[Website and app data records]
==============================
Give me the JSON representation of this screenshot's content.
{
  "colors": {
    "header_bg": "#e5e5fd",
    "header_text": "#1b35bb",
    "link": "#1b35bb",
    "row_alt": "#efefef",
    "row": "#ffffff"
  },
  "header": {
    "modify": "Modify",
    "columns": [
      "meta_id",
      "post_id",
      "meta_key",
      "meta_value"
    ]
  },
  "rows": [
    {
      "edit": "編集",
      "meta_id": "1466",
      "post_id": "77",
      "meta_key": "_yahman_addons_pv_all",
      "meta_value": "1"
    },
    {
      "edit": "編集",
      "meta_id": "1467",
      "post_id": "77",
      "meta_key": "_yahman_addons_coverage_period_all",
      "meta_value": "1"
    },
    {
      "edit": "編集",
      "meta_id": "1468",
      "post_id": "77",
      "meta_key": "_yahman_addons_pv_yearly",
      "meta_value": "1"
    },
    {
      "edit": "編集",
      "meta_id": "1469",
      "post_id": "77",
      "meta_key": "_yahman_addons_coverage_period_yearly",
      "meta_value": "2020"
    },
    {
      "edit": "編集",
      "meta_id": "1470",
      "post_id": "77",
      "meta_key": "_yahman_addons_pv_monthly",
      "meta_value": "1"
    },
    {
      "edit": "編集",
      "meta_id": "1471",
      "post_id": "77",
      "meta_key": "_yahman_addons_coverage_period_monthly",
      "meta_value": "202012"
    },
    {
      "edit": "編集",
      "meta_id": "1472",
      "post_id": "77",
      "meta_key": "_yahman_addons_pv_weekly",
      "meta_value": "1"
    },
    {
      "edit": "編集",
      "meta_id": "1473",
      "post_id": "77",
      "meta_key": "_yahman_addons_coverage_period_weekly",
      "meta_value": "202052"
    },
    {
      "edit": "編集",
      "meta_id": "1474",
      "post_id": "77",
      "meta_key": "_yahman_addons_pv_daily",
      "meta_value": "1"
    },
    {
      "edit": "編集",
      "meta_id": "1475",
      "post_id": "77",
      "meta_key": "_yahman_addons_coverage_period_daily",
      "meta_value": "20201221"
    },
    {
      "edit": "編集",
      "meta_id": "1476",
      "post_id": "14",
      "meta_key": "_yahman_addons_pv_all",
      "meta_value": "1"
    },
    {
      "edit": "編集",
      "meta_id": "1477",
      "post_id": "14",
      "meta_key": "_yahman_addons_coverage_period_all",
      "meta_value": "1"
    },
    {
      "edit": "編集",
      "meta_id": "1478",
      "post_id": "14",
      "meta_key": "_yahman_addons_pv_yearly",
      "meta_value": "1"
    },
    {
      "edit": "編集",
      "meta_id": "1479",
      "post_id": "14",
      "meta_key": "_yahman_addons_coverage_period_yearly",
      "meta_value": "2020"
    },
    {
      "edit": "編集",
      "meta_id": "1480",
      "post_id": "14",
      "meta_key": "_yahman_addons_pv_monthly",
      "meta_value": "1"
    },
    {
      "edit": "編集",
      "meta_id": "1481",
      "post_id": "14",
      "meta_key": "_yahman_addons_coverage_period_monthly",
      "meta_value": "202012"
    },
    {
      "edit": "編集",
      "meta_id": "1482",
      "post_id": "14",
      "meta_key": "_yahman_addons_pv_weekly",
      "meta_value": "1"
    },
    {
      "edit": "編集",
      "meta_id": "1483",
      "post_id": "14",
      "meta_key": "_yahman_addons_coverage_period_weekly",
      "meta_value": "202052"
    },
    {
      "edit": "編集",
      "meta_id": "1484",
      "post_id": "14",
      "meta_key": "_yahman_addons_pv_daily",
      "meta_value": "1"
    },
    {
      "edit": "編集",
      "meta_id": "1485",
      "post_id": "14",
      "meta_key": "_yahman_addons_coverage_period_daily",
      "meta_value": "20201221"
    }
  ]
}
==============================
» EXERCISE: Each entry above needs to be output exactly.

» RESULT:
Give me the JSON representation of this screenshot's content.
{
  "colors": {
    "header_bg": "#e5e5fd",
    "header_text": "#1b35bb",
    "link": "#1b35bb",
    "row_alt": "#efefef",
    "row": "#ffffff"
  },
  "header": {
    "modify": "Modify",
    "columns": [
      "meta_id",
      "post_id",
      "meta_key",
      "meta_value"
    ]
  },
  "rows": [
    {
      "edit": "編集",
      "meta_id": "1466",
      "post_id": "77",
      "meta_key": "_yahman_addons_pv_all",
      "meta_value": "1"
    },
    {
      "edit": "編集",
      "meta_id": "1467",
      "post_id": "77",
      "meta_key": "_yahman_addons_coverage_period_all",
      "meta_value": "1"
    },
    {
      "edit": "編集",
      "meta_id": "1468",
      "post_id": "77",
      "meta_key": "_yahman_addons_pv_yearly",
      "meta_value": "1"
    },
    {
      "edit": "編集",
      "meta_id": "1469",
      "post_id": "77",
      "meta_key": "_yahman_addons_coverage_period_yearly",
      "meta_value": "2020"
    },
    {
      "edit": "編集",
      "meta_id": "1470",
      "post_id": "77",
      "meta_key": "_yahman_addons_pv_monthly",
      "meta_value": "1"
    },
    {
      "edit": "編集",
      "meta_id": "1471",
      "post_id": "77",
      "meta_key": "_yahman_addons_coverage_period_monthly",
      "meta_value": "202012"
    },
    {
      "edit": "編集",
      "meta_id": "1472",
      "post_id": "77",
      "meta_key": "_yahman_addons_pv_weekly",
      "meta_value": "1"
    },
    {
      "edit": "編集",
      "meta_id": "1473",
      "post_id": "77",
      "meta_key": "_yahman_addons_coverage_period_weekly",
      "meta_value": "202052"
    },
    {
      "edit": "編集",
      "meta_id": "1474",
      "post_id": "77",
      "meta_key": "_yahman_addons_pv_daily",
      "meta_value": "1"
    },
    {
      "edit": "編集",
      "meta_id": "1475",
      "post_id": "77",
      "meta_key": "_yahman_addons_coverage_period_daily",
      "meta_value": "20201221"
    },
    {
      "edit": "編集",
      "meta_id": "1476",
      "post_id": "14",
      "meta_key": "_yahman_addons_pv_all",
      "meta_value": "1"
    },
    {
      "edit": "編集",
      "meta_id": "1477",
      "post_id": "14",
      "meta_key": "_yahman_addons_coverage_period_all",
      "meta_value": "1"
    },
    {
      "edit": "編集",
      "meta_id": "1478",
      "post_id": "14",
      "meta_key": "_yahman_addons_pv_yearly",
      "meta_value": "1"
    },
    {
      "edit": "編集",
      "meta_id": "1479",
      "post_id": "14",
      "meta_key": "_yahman_addons_coverage_period_yearly",
      "meta_value": "2020"
    },
    {
      "edit": "編集",
      "meta_id": "1480",
      "post_id": "14",
      "meta_key": "_yahman_addons_pv_monthly",
      "meta_value": "1"
    },
    {
      "edit": "編集",
      "meta_id": "1481",
      "post_id": "14",
      "meta_key": "_yahman_addons_coverage_period_monthly",
      "meta_value": "202012"
    },
    {
      "edit": "編集",
      "meta_id": "1482",
      "post_id": "14",
      "meta_key": "_yahman_addons_pv_weekly",
      "meta_value": "1"
    },
    {
      "edit": "編集",
      "meta_id": "1483",
      "post_id": "14",
      "meta_key": "_yahman_addons_coverage_period_weekly",
      "meta_value": "202052"
    },
    {
      "edit": "編集",
      "meta_id": "1484",
      "post_id": "14",
      "meta_key": "_yahman_addons_pv_daily",
      "meta_value": "1"
    },
    {
      "edit": "編集",
      "meta_id": "1485",
      "post_id": "14",
      "meta_key": "_yahman_addons_coverage_period_daily",
      "meta_value": "20201221"
    }
  ]
}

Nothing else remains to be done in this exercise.